Drafted 21st overall last summer, Mark Jankowski is a raw prospect who made a big jump from Quebec high school hockey to the NCAA, and it showed. He remains a long-term project with offensive upside, but he'll need to increase his productivity to remain highly-regarded.
A second-round pick in 2011, Markus Granlund has put up 64 points in 97 games over the past two seasons, while playing against men, in Finland. He doesn't have the same offensive flair as his brother, Minnesota's Mikael Granlund, but Markus could be an effective two-way performer.
Picked up in the Jarome Iginla deal, Kenny Agostino is a sturdy winger who has improved his production in each of his three collegiate campaigns, playing a pivotal role for the national championship team in 2012-2013. He's not a high-end scorer; more a strong winger who should be able to chip in offensively as a pro.

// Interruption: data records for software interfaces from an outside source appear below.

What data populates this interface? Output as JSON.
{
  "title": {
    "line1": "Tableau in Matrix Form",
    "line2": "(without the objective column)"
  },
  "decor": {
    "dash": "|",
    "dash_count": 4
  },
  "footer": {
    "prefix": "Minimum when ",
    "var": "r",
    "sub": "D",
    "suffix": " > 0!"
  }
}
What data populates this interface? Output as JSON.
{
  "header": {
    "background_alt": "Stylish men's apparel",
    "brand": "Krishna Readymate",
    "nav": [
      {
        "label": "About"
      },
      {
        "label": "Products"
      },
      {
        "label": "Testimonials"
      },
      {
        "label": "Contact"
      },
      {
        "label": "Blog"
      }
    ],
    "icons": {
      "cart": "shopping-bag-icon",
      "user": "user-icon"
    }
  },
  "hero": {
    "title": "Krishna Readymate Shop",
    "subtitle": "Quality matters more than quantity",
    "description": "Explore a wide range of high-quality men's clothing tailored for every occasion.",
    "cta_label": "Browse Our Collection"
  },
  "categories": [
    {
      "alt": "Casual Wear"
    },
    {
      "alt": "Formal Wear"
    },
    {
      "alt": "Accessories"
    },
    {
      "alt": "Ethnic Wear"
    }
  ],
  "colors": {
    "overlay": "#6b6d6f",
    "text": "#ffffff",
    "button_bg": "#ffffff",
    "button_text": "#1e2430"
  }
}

There is always uncertainty when it comes to goaltending prospects, but Jon Gillies sure looks the part of a future NHLer. A third-round pick last summer, Gillies excelled as a freshman and his 6-foot-5 frame is a definite asset. He's only 19, though, so it's going to take some time before he's a consideration for the Flames.
A steady performer that has improved his production every year of junior, Tyler Wotherspoon earned a spot on the Canadian World Junior entry and the 2011 second-rounder should be able to develop into a shutdown-type defenceman as a pro.
Max Reinhart didn't score as much as anticipated in his first pro season, but still got a look in Calgary late in the year (three points, minus-3 in 11 games). He'll have a chance to earn a fourth-line job next season, but could improve his offensive game with more time in the AHL.
Acquired in the Jay Bouwmeester trade, Mark Cundari is and undersized defenceman who has put together three solid AHL seasons, earning a chance at the next level. He contributed three points, and a minus-2 rating, in four games with the Flames late in the year, but showed well enough that he should have a chance to start with the big club next season.
A sixth-round pick in 2011, Laurent Brossoit has a .915 save percentage in 110 games over the last two seasons. With the Flames' goaltending ripe for change, Brossoit could have a good opportunity in the AHL next season.
Another piece in the Iginla deal, Ben Hanowski is a good-sized winger who scored 40 goals and 74 points in 76 games over the last two seasons at St. Cloud State, before playing a handful of games with the Flames last in the year. He likely needs time in the AHL, but if his skating improves, he'll have a shot.
Some other Flames prospects to consider include Bill Arnold, a solid winger who has 71 points in 80 games over the last two years at Boston College, and towering defenceman Chris Breen, who has limited puck skills but stands 6-foot-7.
6th - Elias Lindholm, Valeri Nichushkin, Darnell Nurse.
22nd - Fredrik Gauthier, Kerby Rychel, Ryan Pulock.
29th - Nicolas Petan, Robert Hagg, Jordan Subban.
According to www.capgeek.com, the Flames have approximately $44.3M committed to the 2013-2014 salary cap for 16 players.
Check out my possible Flames lineup for next season on Cap Geek here.
Needs: Two top six forwards, one top four defenceman, another defenceman, starting goaltender.
What I said the Flames needed last year: Two top nine forwards, one top four defenceman, another defenceman.
They added: Jiri Hudler, Roman Cervenka, Steve Begin, Dennis Wideman.
Mike Cammalleri, Lee Stempniak, Alex Tanguay.
Scott Cullen can be reached at Scott.Cullen@bellmedia.ca and followed on Twitter at http://twitter.com/tsnscottcullen. For more, check out TSN Fantasy on Facebook.